[Task prompt] For the records that follow, give the number of lines containing the word "lotusartichoke", with no added text.
═══ Listed entries
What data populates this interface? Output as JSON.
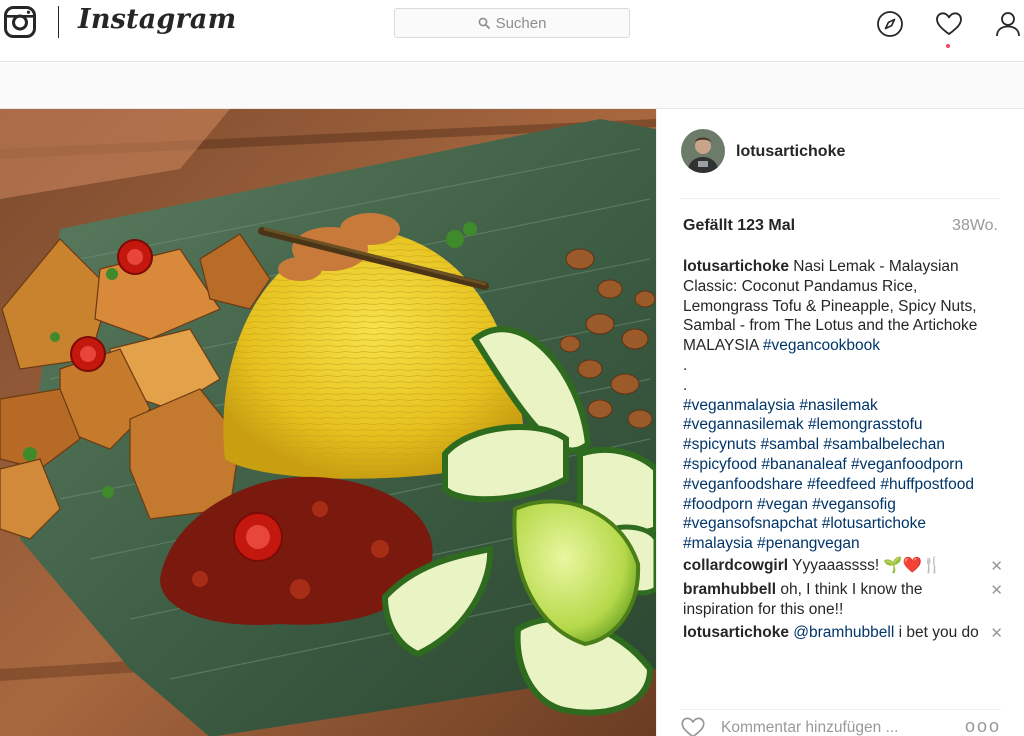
{
  "nav": {
    "logo_wordmark": "Instagram",
    "search_placeholder": "Suchen",
    "icons": [
      "instagram-glyph-icon",
      "compass-icon",
      "heart-icon",
      "profile-icon"
    ],
    "notification_dot_color": "#ed4956"
  },
  "post": {
    "author": "lotusartichoke",
    "likes": "Gefällt 123 Mal",
    "age": "38Wo.",
    "caption": {
      "username": "lotusartichoke",
      "text": "Nasi Lemak - Malaysian Classic: Coconut Pandamus Rice, Lemongrass Tofu & Pineapple, Spicy Nuts, Sambal - from The Lotus and the Artichoke MALAYSIA",
      "hashtags_line1": "#vegancookbook",
      "dots": [
        ".",
        "."
      ],
      "hashtags": "#veganmalaysia #nasilemak #vegannasilemak #lemongrasstofu #spicynuts #sambal #sambalbelechan #spicyfood #bananaleaf #veganfoodporn #veganfoodshare #feedfeed #huffpostfood #foodporn #vegan #vegansofig #vegansofsnapchat #lotusartichoke #malaysia #penangvegan"
    },
    "comments": [
      {
        "username": "collardcowgirl",
        "mention": "",
        "text": "Yyyaaassss! 🌱❤️🍴"
      },
      {
        "username": "bramhubbell",
        "mention": "",
        "text": "oh, I think I know the inspiration for this one!!"
      },
      {
        "username": "lotusartichoke",
        "mention": "@bramhubbell",
        "text": "i bet you do"
      }
    ],
    "delete_symbol": "✕",
    "comment_placeholder": "Kommentar hinzufügen ...",
    "more_label": "ooo"
  },
  "colors": {
    "link": "#003569",
    "muted": "#999999",
    "text": "#262626",
    "border": "#efefef"
  }
}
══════
[Solution to this exercise] 4